Global Environment Facility-UN Environment’s United for Efficiency and the Association of Southeast Asian Nations (ASEAN) SHINE programme have supported Myanmar since 2015 in developing and implementing energy-efficiency policies for appliances, lighting and equipment.
According to a United for Efficiency Country Savings Assessments, Myanmar could reduce its annual national electricity use by over 6 per cent in 2030—saving nearly $60 million in reduced electricity bills—by putting in place minimum energy performance standards for lighting, residential refrigerators, room air conditioners, distribution transformers and industrial electric motors.
Ms. Naing Naing Linn, Director from the Ministry of Industry, explains: “Currently in Myanmar, most appliances, lighting and equipment are imported. If other countries, especially in ASEAN, have already specified the energy performance standard on such imported appliances, then the ones that do not meet their standards may enter our country. We want to protect our market from inefficient products.”
However, the country faces challenges in implementing such measures. “Myanmar has limited capabilities, and no previous experience in developing or implementing energy-efficiency policies,” Ms. Linn says.
Through United for Efficiency, Myanmar has received valuable support to tackle these challenges, such as support to develop energy-efficiency policies allowing them to take advantage of their savings potential.
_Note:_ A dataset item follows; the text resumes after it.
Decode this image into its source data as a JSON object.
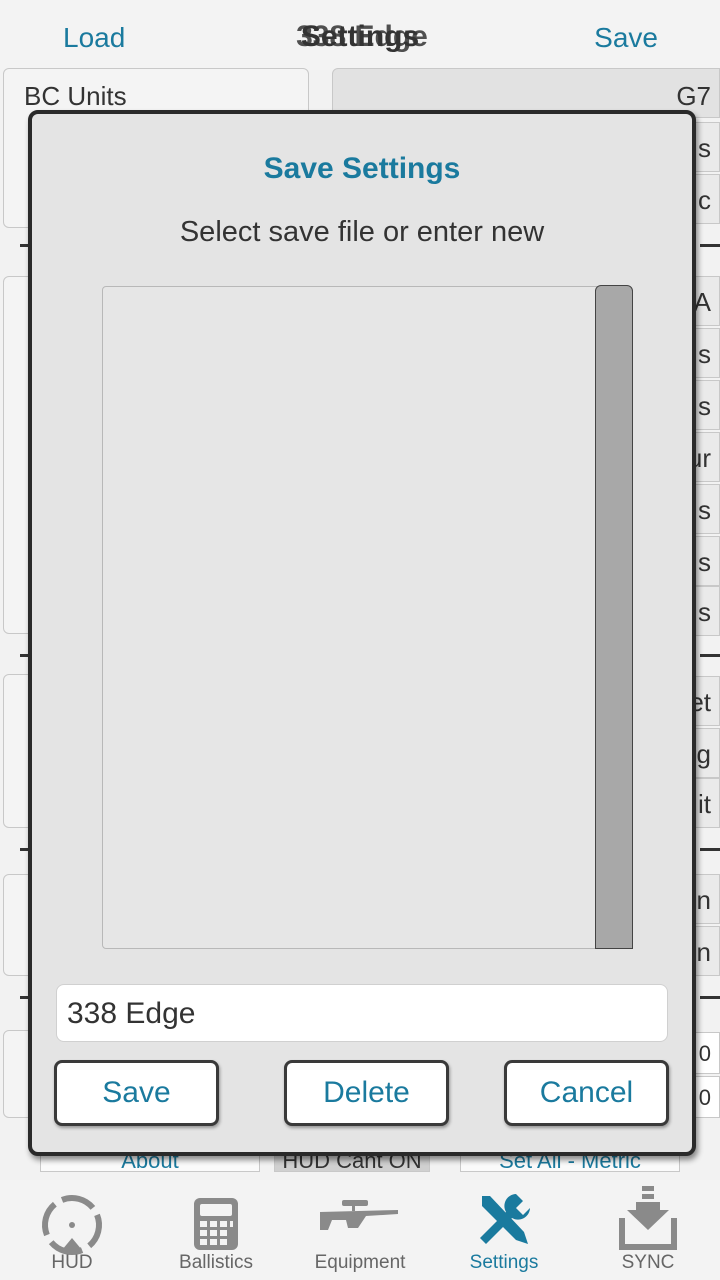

It has also been able to learn from other countries’ experiences through workshops and seminars.
“We learn from and share experiences with colleagues from other countries,” Ms. Linn says.
Recently, Myanmar also started to participate in the ASEAN SHINE programme. The public-private partnership between UN Environment and the International Copper Association aims to increase the market share of efficient air conditioners and lighting in ASEAN countries through harmonisation of test methods and energy-efficiency standards, adoption of common minimum energy performance standards, and changing consumers’ purchasing attitudes in favour of energy-efficient products. UN Environment and Myanmar will also be working together on a separate Global Environment Facility project aimed at assisting implementing energy-efficiency policy.
“We have learned a lot about energy efficiency and in particular lighting through our participation in ASEAN SHINE,” Ms. Linn says.
For her, energy efficiency is a joint effort with the private sector. The work is only beginning. “We are now building our Ministry’s capacity and raising awareness in parallel, but we also want to make it easy for our business sector to implement energy-efficiency standards in their work,” Ms. Linn says.